* WORK TO COMPLETE *
Apart from the images, reproduce all of the data word for word.

[Dataset rows for apps and sites]
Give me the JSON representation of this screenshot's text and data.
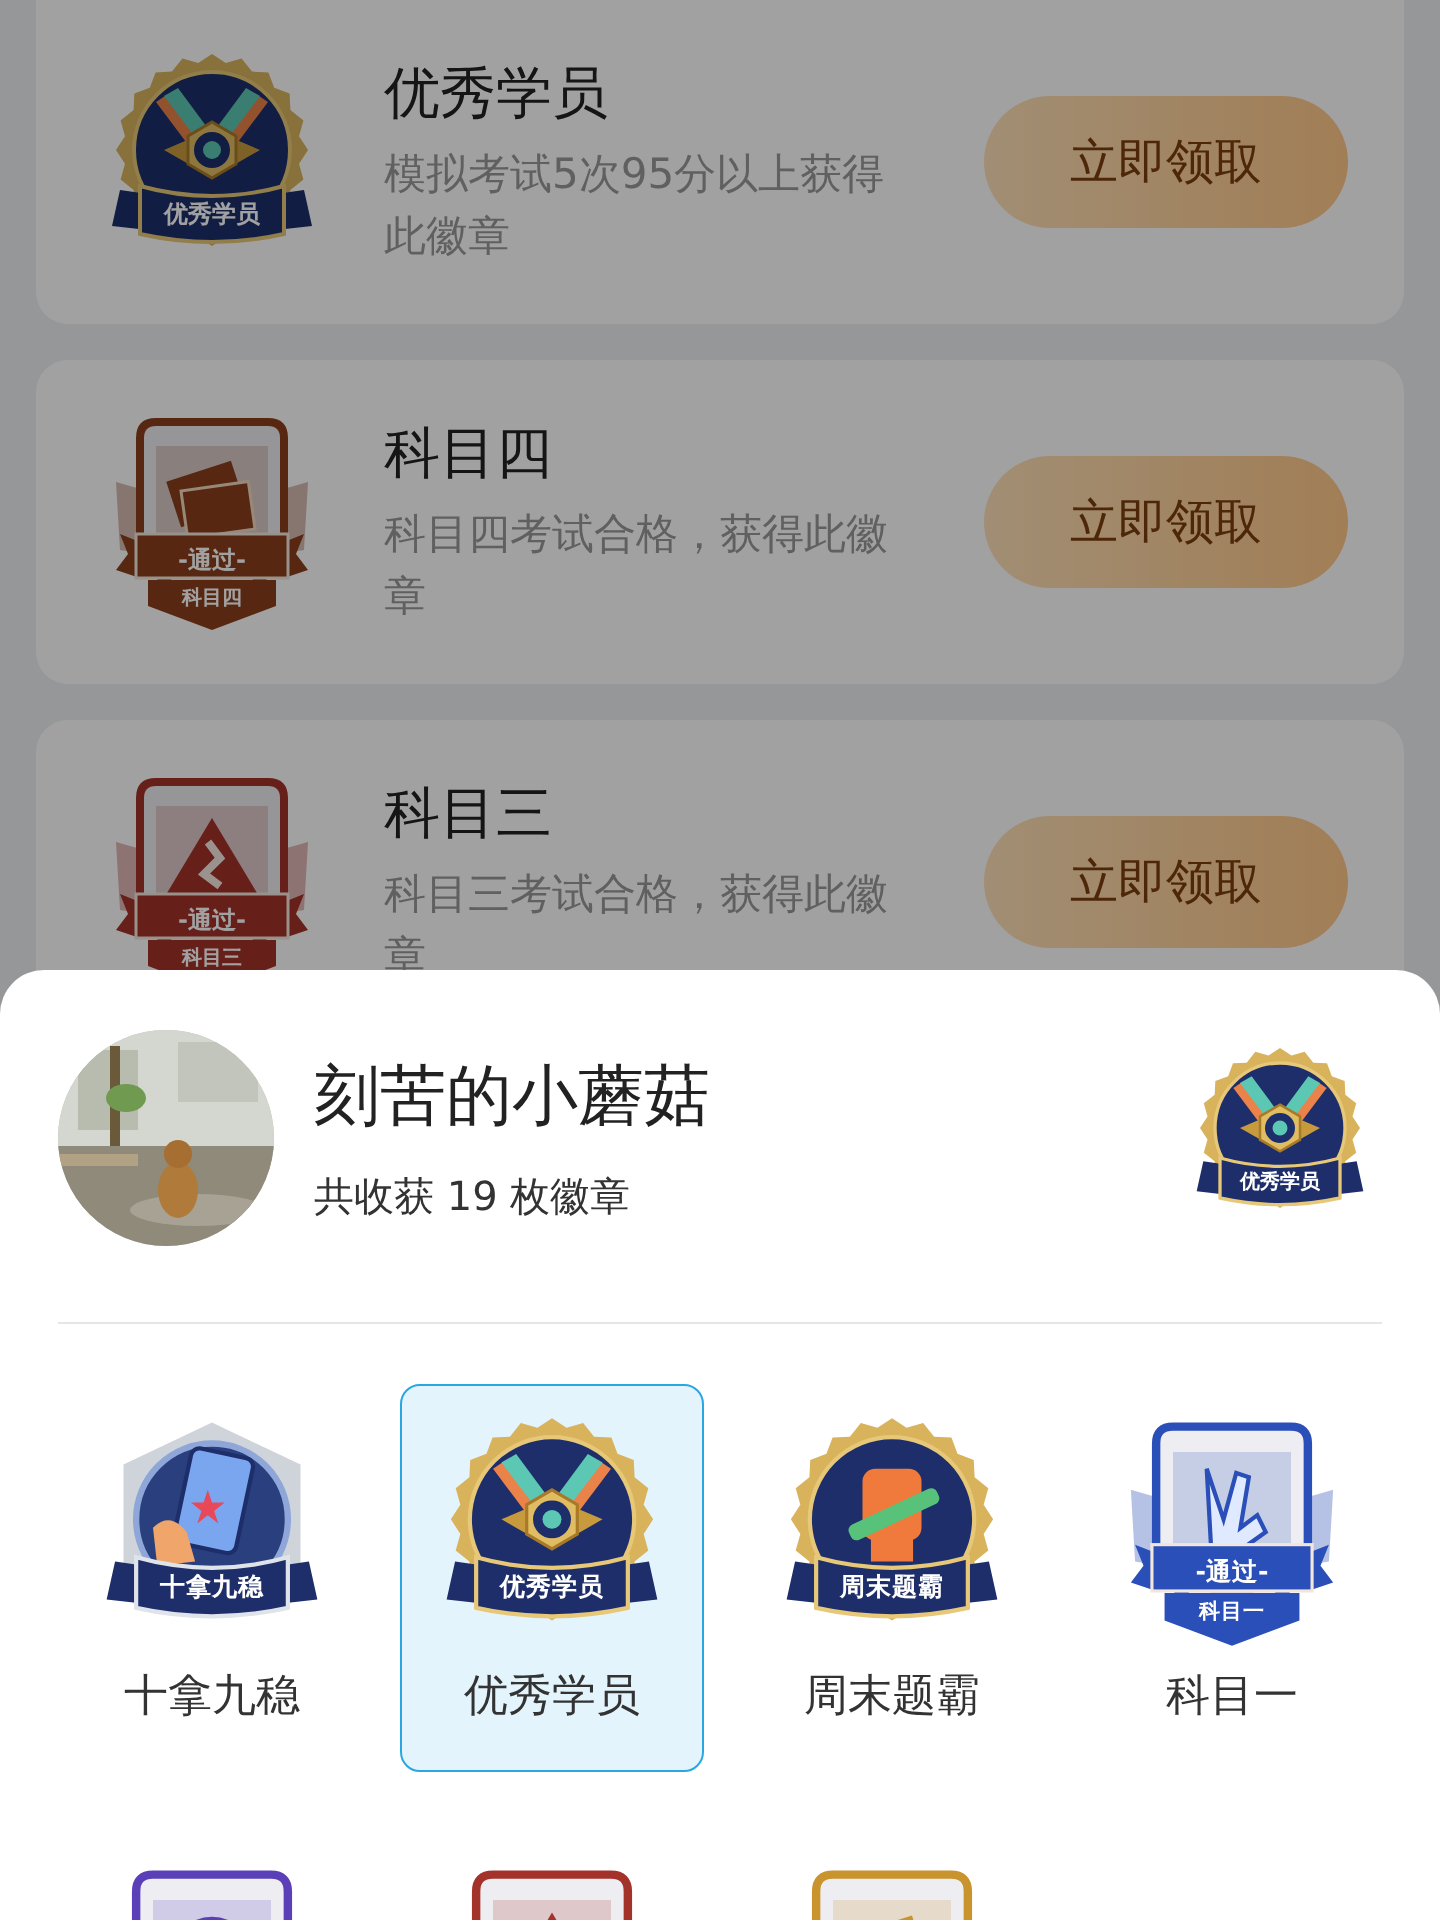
{
  "achievements": [
    {
      "title": "优秀学员",
      "description": "模拟考试5次95分以上获得此徽章",
      "button": "立即领取",
      "badge": {
        "kind": "medal-s",
        "ribbon": "优秀学员"
      }
    },
    {
      "title": "科目四",
      "description": "科目四考试合格，获得此徽章",
      "button": "立即领取",
      "badge": {
        "kind": "shield-cards",
        "ribbon": "-通过-",
        "sublabel": "科目四"
      }
    },
    {
      "title": "科目三",
      "description": "科目三考试合格，获得此徽章",
      "button": "立即领取",
      "badge": {
        "kind": "shield-sign",
        "ribbon": "-通过-",
        "sublabel": "科目三"
      }
    }
  ],
  "sheet": {
    "user": {
      "name": "刻苦的小蘑菇",
      "summary": "共收获 19 枚徽章",
      "featured_badge": {
        "kind": "medal-s",
        "ribbon": "优秀学员"
      }
    },
    "badges": [
      {
        "label": "十拿九稳",
        "selected": false,
        "badge": {
          "kind": "hex-phone",
          "ribbon": "十拿九稳"
        }
      },
      {
        "label": "优秀学员",
        "selected": true,
        "badge": {
          "kind": "medal-s",
          "ribbon": "优秀学员"
        }
      },
      {
        "label": "周末题霸",
        "selected": false,
        "badge": {
          "kind": "medal-fist",
          "ribbon": "周末题霸"
        }
      },
      {
        "label": "科目一",
        "selected": false,
        "badge": {
          "kind": "shield-hand",
          "color": "#2a4fb8",
          "ribbon": "-通过-",
          "sublabel": "科目一"
        }
      },
      {
        "selected": false,
        "badge": {
          "kind": "shield-disc",
          "color": "#5b3fb8"
        }
      },
      {
        "selected": false,
        "badge": {
          "kind": "shield-sign",
          "color": "#a3322a"
        }
      },
      {
        "selected": false,
        "badge": {
          "kind": "shield-cards",
          "color": "#c9932e"
        }
      }
    ]
  }
}
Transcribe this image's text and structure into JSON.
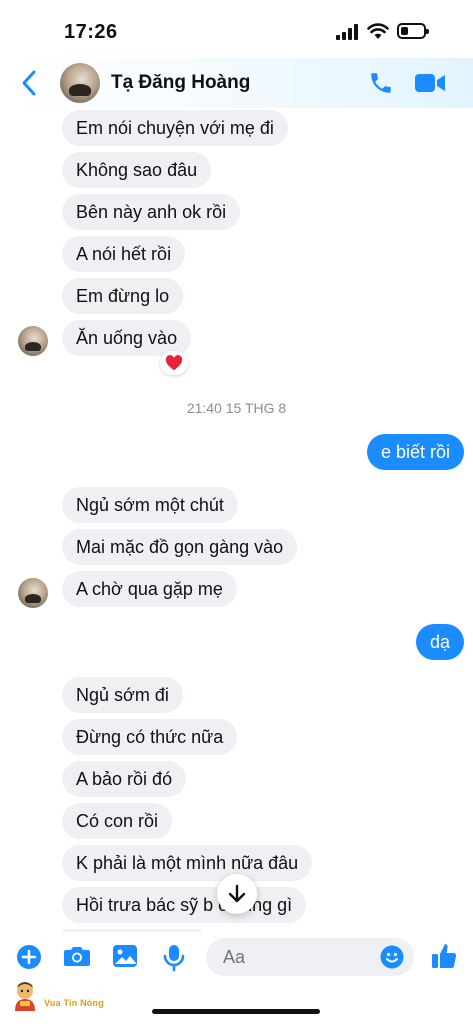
{
  "status_bar": {
    "time": "17:26"
  },
  "header": {
    "contact_name": "Tạ Đăng Hoàng"
  },
  "messages": [
    {
      "dir": "in",
      "text": "Em nói chuyện với mẹ đi"
    },
    {
      "dir": "in",
      "text": "Không sao đâu"
    },
    {
      "dir": "in",
      "text": "Bên này anh ok rồi"
    },
    {
      "dir": "in",
      "text": "A nói hết rồi"
    },
    {
      "dir": "in",
      "text": "Em đừng lo"
    },
    {
      "dir": "in",
      "text": "Ăn uống vào",
      "reaction": "❤️"
    },
    {
      "dir": "in",
      "text": "Ngủ sớm một chút"
    },
    {
      "dir": "in",
      "text": "Mai mặc đồ gọn gàng vào"
    },
    {
      "dir": "in",
      "text": "A chờ qua gặp mẹ"
    },
    {
      "dir": "in",
      "text": "Ngủ sớm đi"
    },
    {
      "dir": "in",
      "text": "Đừng có thức nữa"
    },
    {
      "dir": "in",
      "text": "A bảo rồi đó"
    },
    {
      "dir": "in",
      "text": "Có con rồi"
    },
    {
      "dir": "in",
      "text": "K phải là một mình nữa đâu"
    },
    {
      "dir": "in",
      "text": "Hồi trưa bác sỹ b  ổ sung gì"
    }
  ],
  "sent": [
    {
      "dir": "out",
      "text": "e biết rồi"
    },
    {
      "dir": "out",
      "text": "dạ"
    }
  ],
  "timestamp": "21:40 15 THG 8",
  "composer": {
    "placeholder": "Aa"
  },
  "watermark": {
    "text": "Vua Tin Nóng"
  },
  "colors": {
    "accent": "#1a8cff",
    "incoming_bubble": "#eef0f3",
    "outgoing_bubble": "#1a8cff",
    "watermark": "#e39b12"
  },
  "icons": [
    "back-arrow-icon",
    "phone-icon",
    "video-camera-icon",
    "heart-icon",
    "arrow-down-icon",
    "plus-icon",
    "camera-icon",
    "image-icon",
    "microphone-icon",
    "emoji-icon",
    "thumbs-up-icon"
  ]
}
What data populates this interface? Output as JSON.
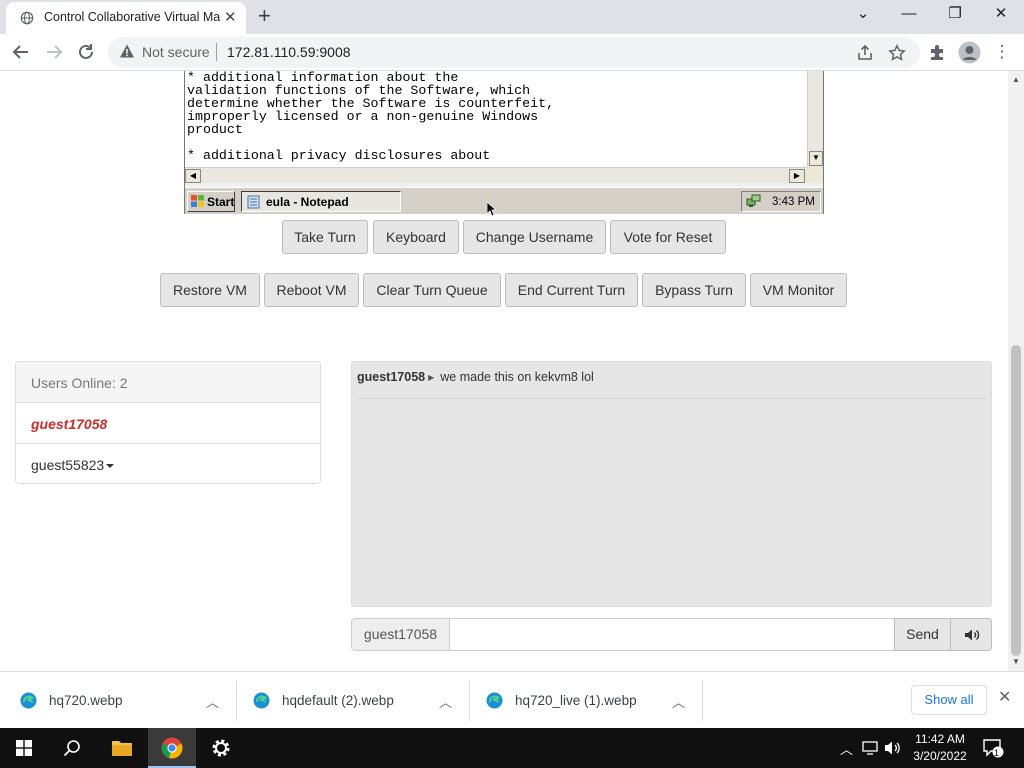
{
  "browser": {
    "tab_title": "Control Collaborative Virtual Ma",
    "security_label": "Not secure",
    "url": "172.81.110.59:9008"
  },
  "vm": {
    "notepad_text": "* additional information about the\nvalidation functions of the Software, which\ndetermine whether the Software is counterfeit,\nimproperly licensed or a non-genuine Windows\nproduct\n\n* additional privacy disclosures about",
    "start_label": "Start",
    "task_label": "eula - Notepad",
    "clock": "3:43 PM"
  },
  "controls": {
    "row1": [
      "Take Turn",
      "Keyboard",
      "Change Username",
      "Vote for Reset"
    ],
    "row2": [
      "Restore VM",
      "Reboot VM",
      "Clear Turn Queue",
      "End Current Turn",
      "Bypass Turn",
      "VM Monitor"
    ]
  },
  "users": {
    "header": "Users Online: 2",
    "list": [
      "guest17058",
      "guest55823"
    ]
  },
  "chat": {
    "messages": [
      {
        "user": "guest17058",
        "text": "we made this on kekvm8 lol"
      }
    ],
    "username": "guest17058",
    "input_value": "",
    "send_label": "Send"
  },
  "downloads": {
    "items": [
      "hq720.webp",
      "hqdefault (2).webp",
      "hq720_live (1).webp"
    ],
    "show_all": "Show all"
  },
  "taskbar": {
    "time": "11:42 AM",
    "date": "3/20/2022",
    "notification_count": "1"
  }
}
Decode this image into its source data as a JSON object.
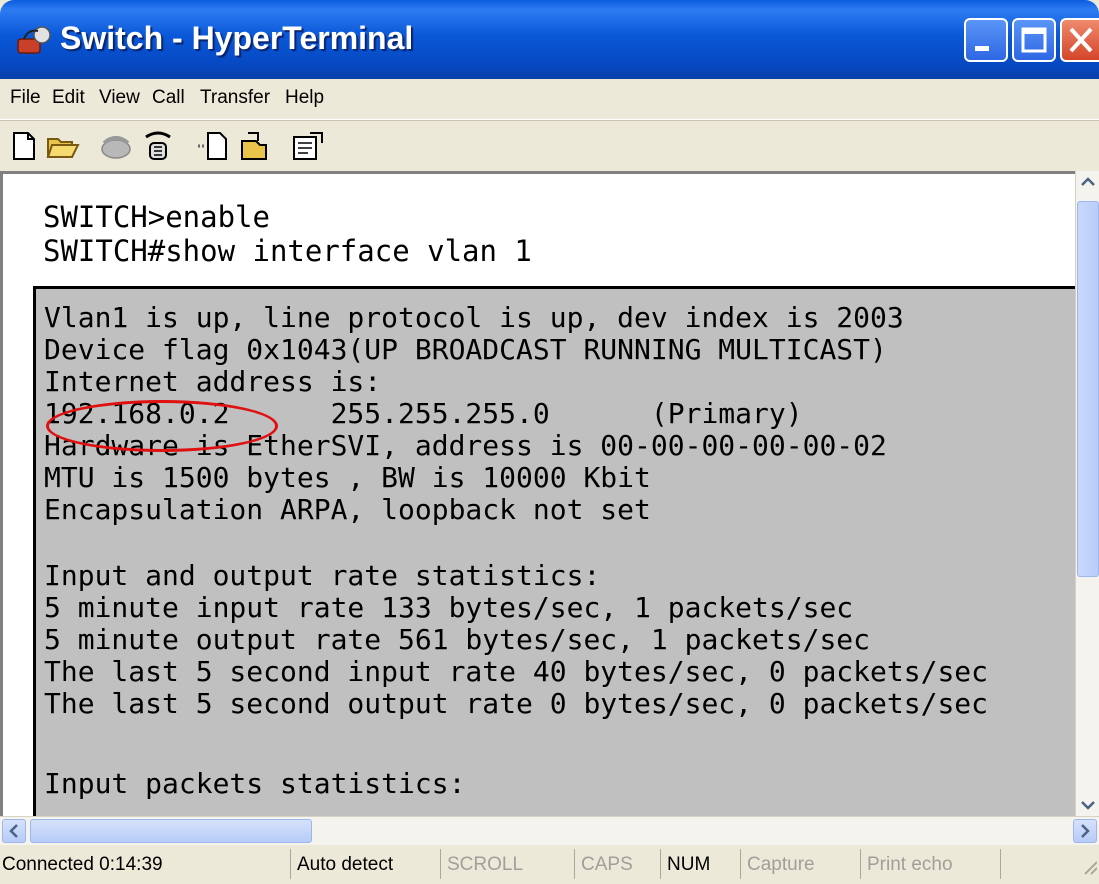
{
  "window": {
    "title": "Switch - HyperTerminal",
    "buttons": {
      "minimize": "minimize",
      "maximize": "maximize",
      "close": "close"
    }
  },
  "menu": [
    "File",
    "Edit",
    "View",
    "Call",
    "Transfer",
    "Help"
  ],
  "toolbar": {
    "icons": [
      "new-icon",
      "open-icon",
      "connect-icon",
      "disconnect-icon",
      "send-icon",
      "receive-icon",
      "properties-icon"
    ]
  },
  "terminal": {
    "commands": [
      "SWITCH>enable",
      "SWITCH#show interface vlan 1"
    ],
    "output": [
      "Vlan1 is up, line protocol is up, dev index is 2003",
      "Device flag 0x1043(UP BROADCAST RUNNING MULTICAST)",
      "Internet address is:",
      "192.168.0.2      255.255.255.0      (Primary)",
      "Hardware is EtherSVI, address is 00-00-00-00-00-02",
      "MTU is 1500 bytes , BW is 10000 Kbit",
      "Encapsulation ARPA, loopback not set",
      "",
      "Input and output rate statistics:",
      "5 minute input rate 133 bytes/sec, 1 packets/sec",
      "5 minute output rate 561 bytes/sec, 1 packets/sec",
      "The last 5 second input rate 40 bytes/sec, 0 packets/sec",
      "The last 5 second output rate 0 bytes/sec, 0 packets/sec",
      "",
      "Input packets statistics:"
    ],
    "highlight_color": "#E01010"
  },
  "status": {
    "connected": "Connected 0:14:39",
    "detect": "Auto detect",
    "scroll": "SCROLL",
    "caps": "CAPS",
    "num": "NUM",
    "capture": "Capture",
    "print_echo": "Print echo"
  }
}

* RESPONSE AREA *
Give me the JSON representation of this screenshot's text and data.
{
  "achievements": [
    {
      "title": "优秀学员",
      "description": "模拟考试5次95分以上获得此徽章",
      "button": "立即领取",
      "badge": {
        "kind": "medal-s",
        "ribbon": "优秀学员"
      }
    },
    {
      "title": "科目四",
      "description": "科目四考试合格，获得此徽章",
      "button": "立即领取",
      "badge": {
        "kind": "shield-cards",
        "ribbon": "-通过-",
        "sublabel": "科目四"
      }
    },
    {
      "title": "科目三",
      "description": "科目三考试合格，获得此徽章",
      "button": "立即领取",
      "badge": {
        "kind": "shield-sign",
        "ribbon": "-通过-",
        "sublabel": "科目三"
      }
    }
  ],
  "sheet": {
    "user": {
      "name": "刻苦的小蘑菇",
      "summary": "共收获 19 枚徽章",
      "featured_badge": {
        "kind": "medal-s",
        "ribbon": "优秀学员"
      }
    },
    "badges": [
      {
        "label": "十拿九稳",
        "selected": false,
        "badge": {
          "kind": "hex-phone",
          "ribbon": "十拿九稳"
        }
      },
      {
        "label": "优秀学员",
        "selected": true,
        "badge": {
          "kind": "medal-s",
          "ribbon": "优秀学员"
        }
      },
      {
        "label": "周末题霸",
        "selected": false,
        "badge": {
          "kind": "medal-fist",
          "ribbon": "周末题霸"
        }
      },
      {
        "label": "科目一",
        "selected": false,
        "badge": {
          "kind": "shield-hand",
          "color": "#2a4fb8",
          "ribbon": "-通过-",
          "sublabel": "科目一"
        }
      },
      {
        "selected": false,
        "badge": {
          "kind": "shield-disc",
          "color": "#5b3fb8"
        }
      },
      {
        "selected": false,
        "badge": {
          "kind": "shield-sign",
          "color": "#a3322a"
        }
      },
      {
        "selected": false,
        "badge": {
          "kind": "shield-cards",
          "color": "#c9932e"
        }
      }
    ]
  }
}
Transcribe this image's text and structure into JSON.
{
  "status_bar": {
    "time": "17:26"
  },
  "header": {
    "contact_name": "Tạ Đăng Hoàng"
  },
  "messages": [
    {
      "dir": "in",
      "text": "Em nói chuyện với mẹ đi"
    },
    {
      "dir": "in",
      "text": "Không sao đâu"
    },
    {
      "dir": "in",
      "text": "Bên này anh ok rồi"
    },
    {
      "dir": "in",
      "text": "A nói hết rồi"
    },
    {
      "dir": "in",
      "text": "Em đừng lo"
    },
    {
      "dir": "in",
      "text": "Ăn uống vào",
      "reaction": "❤️"
    },
    {
      "dir": "in",
      "text": "Ngủ sớm một chút"
    },
    {
      "dir": "in",
      "text": "Mai mặc đồ gọn gàng vào"
    },
    {
      "dir": "in",
      "text": "A chờ qua gặp mẹ"
    },
    {
      "dir": "in",
      "text": "Ngủ sớm đi"
    },
    {
      "dir": "in",
      "text": "Đừng có thức nữa"
    },
    {
      "dir": "in",
      "text": "A bảo rồi đó"
    },
    {
      "dir": "in",
      "text": "Có con rồi"
    },
    {
      "dir": "in",
      "text": "K phải là một mình nữa đâu"
    },
    {
      "dir": "in",
      "text": "Hồi trưa bác sỹ b  ổ sung gì"
    }
  ],
  "sent": [
    {
      "dir": "out",
      "text": "e biết rồi"
    },
    {
      "dir": "out",
      "text": "dạ"
    }
  ],
  "timestamp": "21:40 15 THG 8",
  "composer": {
    "placeholder": "Aa"
  },
  "watermark": {
    "text": "Vua Tin Nóng"
  },
  "colors": {
    "accent": "#1a8cff",
    "incoming_bubble": "#eef0f3",
    "outgoing_bubble": "#1a8cff",
    "watermark": "#e39b12"
  },
  "icons": [
    "back-arrow-icon",
    "phone-icon",
    "video-camera-icon",
    "heart-icon",
    "arrow-down-icon",
    "plus-icon",
    "camera-icon",
    "image-icon",
    "microphone-icon",
    "emoji-icon",
    "thumbs-up-icon"
  ]
}
What data populates this interface? Output as JSON.
{
  "browser": {
    "tab_title": "Control Collaborative Virtual Ma",
    "security_label": "Not secure",
    "url": "172.81.110.59:9008"
  },
  "vm": {
    "notepad_text": "* additional information about the\nvalidation functions of the Software, which\ndetermine whether the Software is counterfeit,\nimproperly licensed or a non-genuine Windows\nproduct\n\n* additional privacy disclosures about",
    "start_label": "Start",
    "task_label": "eula - Notepad",
    "clock": "3:43 PM"
  },
  "controls": {
    "row1": [
      "Take Turn",
      "Keyboard",
      "Change Username",
      "Vote for Reset"
    ],
    "row2": [
      "Restore VM",
      "Reboot VM",
      "Clear Turn Queue",
      "End Current Turn",
      "Bypass Turn",
      "VM Monitor"
    ]
  },
  "users": {
    "header": "Users Online: 2",
    "list": [
      "guest17058",
      "guest55823"
    ]
  },
  "chat": {
    "messages": [
      {
        "user": "guest17058",
        "text": "we made this on kekvm8 lol"
      }
    ],
    "username": "guest17058",
    "input_value": "",
    "send_label": "Send"
  },
  "downloads": {
    "items": [
      "hq720.webp",
      "hqdefault (2).webp",
      "hq720_live (1).webp"
    ],
    "show_all": "Show all"
  },
  "taskbar": {
    "time": "11:42 AM",
    "date": "3/20/2022",
    "notification_count": "1"
  }
}
Decode this image into its source data as a JSON object.
{
  "window": {
    "title": "Switch - HyperTerminal",
    "buttons": {
      "minimize": "minimize",
      "maximize": "maximize",
      "close": "close"
    }
  },
  "menu": [
    "File",
    "Edit",
    "View",
    "Call",
    "Transfer",
    "Help"
  ],
  "toolbar": {
    "icons": [
      "new-icon",
      "open-icon",
      "connect-icon",
      "disconnect-icon",
      "send-icon",
      "receive-icon",
      "properties-icon"
    ]
  },
  "terminal": {
    "commands": [
      "SWITCH>enable",
      "SWITCH#show interface vlan 1"
    ],
    "output": [
      "Vlan1 is up, line protocol is up, dev index is 2003",
      "Device flag 0x1043(UP BROADCAST RUNNING MULTICAST)",
      "Internet address is:",
      "192.168.0.2      255.255.255.0      (Primary)",
      "Hardware is EtherSVI, address is 00-00-00-00-00-02",
      "MTU is 1500 bytes , BW is 10000 Kbit",
      "Encapsulation ARPA, loopback not set",
      "",
      "Input and output rate statistics:",
      "5 minute input rate 133 bytes/sec, 1 packets/sec",
      "5 minute output rate 561 bytes/sec, 1 packets/sec",
      "The last 5 second input rate 40 bytes/sec, 0 packets/sec",
      "The last 5 second output rate 0 bytes/sec, 0 packets/sec",
      "",
      "Input packets statistics:"
    ],
    "highlight_color": "#E01010"
  },
  "status": {
    "connected": "Connected 0:14:39",
    "detect": "Auto detect",
    "scroll": "SCROLL",
    "caps": "CAPS",
    "num": "NUM",
    "capture": "Capture",
    "print_echo": "Print echo"
  }
}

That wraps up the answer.